The Council of Mortgage Lenders (CML) said loans worth £1.3bn were taken out - an increase of 42% on the previous quarter.
This compared to a 25% rise in the UK as a whole.
The number of loans in Scotland rose by 36% to 11,300, compared to a UK-wide increase of 26%.
CML Scotland said the seasonal increase in Scotland had been expected but mortgage activity remained "at low levels by historical standards".
The latest data indicated the number of loans to first-time buyers rose from 3,300 (worth £280m) in the first quarter to 4,300 (worth £384m) in the second.
This was a larger increase at 30% by volume and 37% by value than the increase experienced by first-time buyers UK-wide.
Scottish first-time buyers typically borrowed 79% of their property's value in the second quarter, up from 77% in the previous quarter but still below the average of 80% in the UK as a whole.
First-time buyers also took out loans on average 2.9 times their income, up from 2.84 in the first quarter but below the 3.19 seen UK-wide.
Kennedy Foster, policy consultant for CML Scotland, said: "We have seen the expected seasonal increase in mortgage activity in Scotland in the second quarter of 2011, but levels of mortgage activity remain at low levels by historical standards.
"With the uncertain economic outlook we expect this to continue for the rest of the year."
A recent survey by Lloyds TSB Scotland suggested Scottish house prices fell by 3.7% in the past three months.
The bank's Scottish house price monitor reported the average Scottish house price was £152,565, almost the same level as early 2007.

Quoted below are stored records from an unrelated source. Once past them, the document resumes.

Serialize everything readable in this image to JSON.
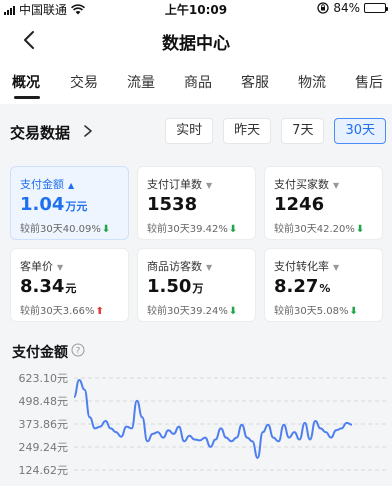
{
  "status_bar": {
    "carrier": "中国联通",
    "time": "上午10:09",
    "battery": "84%",
    "battery_level": 0.84
  },
  "header": {
    "title": "数据中心"
  },
  "tabs": [
    {
      "label": "概况",
      "active": true
    },
    {
      "label": "交易"
    },
    {
      "label": "流量"
    },
    {
      "label": "商品"
    },
    {
      "label": "客服"
    },
    {
      "label": "物流"
    },
    {
      "label": "售后"
    }
  ],
  "trade": {
    "title": "交易数据",
    "periods": [
      {
        "label": "实时"
      },
      {
        "label": "昨天"
      },
      {
        "label": "7天"
      },
      {
        "label": "30天",
        "active": true
      }
    ]
  },
  "metrics": [
    {
      "label": "支付金额",
      "caret": "▲",
      "value": "1.04",
      "unit": "万元",
      "compare": "较前30天40.09%",
      "trend": "down",
      "selected": true
    },
    {
      "label": "支付订单数",
      "caret": "▼",
      "value": "1538",
      "unit": "",
      "compare": "较前30天39.42%",
      "trend": "down"
    },
    {
      "label": "支付买家数",
      "caret": "▼",
      "value": "1246",
      "unit": "",
      "compare": "较前30天42.20%",
      "trend": "down"
    },
    {
      "label": "客单价",
      "caret": "▼",
      "value": "8.34",
      "unit": "元",
      "compare": "较前30天3.66%",
      "trend": "up"
    },
    {
      "label": "商品访客数",
      "caret": "▼",
      "value": "1.50",
      "unit": "万",
      "compare": "较前30天39.24%",
      "trend": "down"
    },
    {
      "label": "支付转化率",
      "caret": "▼",
      "value": "8.27",
      "unit": "%",
      "compare": "较前30天5.08%",
      "trend": "down"
    }
  ],
  "chart": {
    "title": "支付金额"
  },
  "chart_data": {
    "type": "line",
    "yticks": [
      "623.10元",
      "498.48元",
      "373.86元",
      "249.24元",
      "124.62元"
    ],
    "ytick_values": [
      623.1,
      498.48,
      373.86,
      249.24,
      124.62
    ],
    "ylim": [
      124.62,
      623.1
    ],
    "grid": true,
    "color": "#4d7fef",
    "series": [
      {
        "values": [
          520,
          612,
          560,
          410,
          350,
          360,
          390,
          350,
          330,
          305,
          360,
          350,
          500,
          410,
          280,
          320,
          330,
          300,
          340,
          320,
          360,
          280,
          310,
          290,
          285,
          300,
          250,
          290,
          350,
          300,
          280,
          300,
          370,
          300,
          280,
          190,
          330,
          370,
          300,
          280,
          370,
          300,
          330,
          290,
          380,
          290,
          390,
          350,
          330,
          300,
          340,
          350,
          380,
          370
        ]
      }
    ]
  }
}
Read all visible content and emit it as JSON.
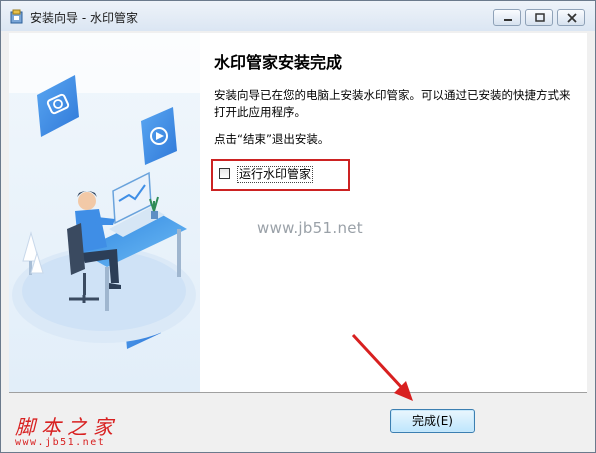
{
  "window": {
    "title": "安装向导 - 水印管家",
    "controls": [
      "minimize-icon",
      "maximize-icon",
      "close-icon"
    ]
  },
  "page": {
    "heading": "水印管家安装完成",
    "description": "安装向导已在您的电脑上安装水印管家。可以通过已安装的快捷方式来打开此应用程序。",
    "hint": "点击“结束”退出安装。",
    "run_checkbox": {
      "label": "运行水印管家",
      "checked": false
    }
  },
  "watermark": "www.jb51.net",
  "footer": {
    "finish_label": "完成(E)"
  },
  "site_logo": {
    "main": "脚本之家",
    "sub": "www.jb51.net"
  },
  "colors": {
    "annotation_red": "#cc2222",
    "illustration_blue": "#3f8ee6",
    "logo_red": "#d82020"
  }
}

In the three months ending July 2011, the quarterly price index for the average domestic property in Scotland fell by 3.7%.
The number of sales was reported to be low, but had increased since winter.